A College of Massachusetts Amherst biomedical informatician will use a $436,836 grant from the Nationwide Institutes of Well being (NIH) to discover the usage of “critical video games” performed independently on laptop tablets to enhance mind operate in older folks with mild cognitive impairment (MCI).
Sunghoon Ivan Lee, assistant professor within the College of Information and Computer Sciences, goals to develop a human-centered platform that may inspire sufferers to stay to a therapeutic routine of cell game-playing at house on their very own. Neuro-World, a set of six video games developed by Lee’s industrial companion in South Korea, Woorisoft, is designed to stimulate working, or short-term, reminiscence and selective consideration.
Individuals with MCI expertise cognitive decline past what’s anticipated from regular growing older, however not extreme sufficient to considerably intervene with their each day actions. “There aren’t many options to stimulate cognitive skill in folks with cognitive disabilities, particularly of their houses, exterior medical settings,” says Lee, whose analysis focuses on designing and implementing mobile-health (mHealth) applied sciences that handle the sensible wants of individuals with motor or cognitive impairments.
The targets of therapeutic therapies for MCI are to decelerate the development of the illness and reduce the impression of signs, ideally with non-pharmacological interventions like critical video games as a result of they’re low value, noninvasive, protected and with out hostile negative effects.
Lee’s work addresses a key problem of great video games in healthcare – growing a system that doesn’t require substantial involvement of educated caregivers and clinicians to supervise and inspire sufferers to observe the sport protocol.
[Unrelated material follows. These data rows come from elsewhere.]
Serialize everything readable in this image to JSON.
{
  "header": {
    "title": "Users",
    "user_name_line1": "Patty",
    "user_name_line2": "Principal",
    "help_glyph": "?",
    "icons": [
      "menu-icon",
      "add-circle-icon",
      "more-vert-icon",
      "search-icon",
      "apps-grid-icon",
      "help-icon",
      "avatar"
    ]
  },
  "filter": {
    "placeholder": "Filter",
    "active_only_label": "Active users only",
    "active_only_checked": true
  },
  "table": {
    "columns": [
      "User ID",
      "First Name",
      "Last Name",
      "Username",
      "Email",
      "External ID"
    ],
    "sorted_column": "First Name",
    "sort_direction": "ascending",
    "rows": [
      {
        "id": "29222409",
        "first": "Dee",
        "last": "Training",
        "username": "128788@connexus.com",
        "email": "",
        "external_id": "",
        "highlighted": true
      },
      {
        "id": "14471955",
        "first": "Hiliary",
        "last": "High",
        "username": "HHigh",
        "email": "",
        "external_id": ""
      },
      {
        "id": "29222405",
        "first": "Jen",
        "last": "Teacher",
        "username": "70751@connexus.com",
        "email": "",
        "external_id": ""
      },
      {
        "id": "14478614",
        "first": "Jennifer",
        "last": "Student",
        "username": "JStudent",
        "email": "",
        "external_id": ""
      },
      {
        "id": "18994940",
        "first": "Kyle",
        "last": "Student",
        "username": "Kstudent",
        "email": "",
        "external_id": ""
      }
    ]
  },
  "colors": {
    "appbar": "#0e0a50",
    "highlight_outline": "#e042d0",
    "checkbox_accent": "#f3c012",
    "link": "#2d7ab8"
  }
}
Lee was launched to Neuro-World by Hee-Tae Jung, a former post-doctoral researcher Lee had supervised at UMass Amherst. “I used to be intrigued by the Neuro-World idea and the science behind it,” Lee says.
In a small, pilot study with stroke survivors to validate the efficacy of the system, Lee, Jung and colleagues discovered that Neuro-World video games had been succesful not solely of bettering sufferers’ cognitive operate however predicting the anticipated enchancment, based mostly on an evaluation of their sport efficiency.
“We hope that understanding enjoying video games can enhance their cognitive operate can additional inspire sufferers to play extra video games,” Lee says.
Utilizing the NIH funding, researchers at UMass Amherst, College of Montreal and Rutgers will conduct a research with 50 folks identified with MCI. Half will probably be requested to play the video video games for half-hour twice every week for 12 weeks. The opposite half won’t play the Neuro-World video games. Each teams may even obtain typical remedy.
Along with evaluating the power of game-playing to enhance cognitive operate, researchers additionally purpose to develop machine learning-based algorithms to foretell cognitive operate from the sport efficiency. Lastly, Lee and colleagues will conduct in-depth interviews with members to grasp their experiences with the video games. They may use that info to optimize the system’s design in an effort to maximise sufferers’ participation with the game-based coaching.
“We thought folks with MCI can be the inhabitants that would actually profit from critical video games – earlier than they transfer right into a extra critical situation like dementia or Alzheimer’s,” Lee says.
He hopes the research will advance the analysis and develop the choices for efficient, protected and low-cost mHealth therapies for folks with cognitive impairments.
“We consider that outcomes of this undertaking will open a brand new door resulting in beforehand unexplored datasets and understanding of patient-technology interactions to advertise optimistic conduct adjustments to allow self-administered, critical game-based cognitive coaching,” Lee says. “And that may kind the premise of a variety of future investigations of hemiparesis rehabilitation and personalised illness administration.”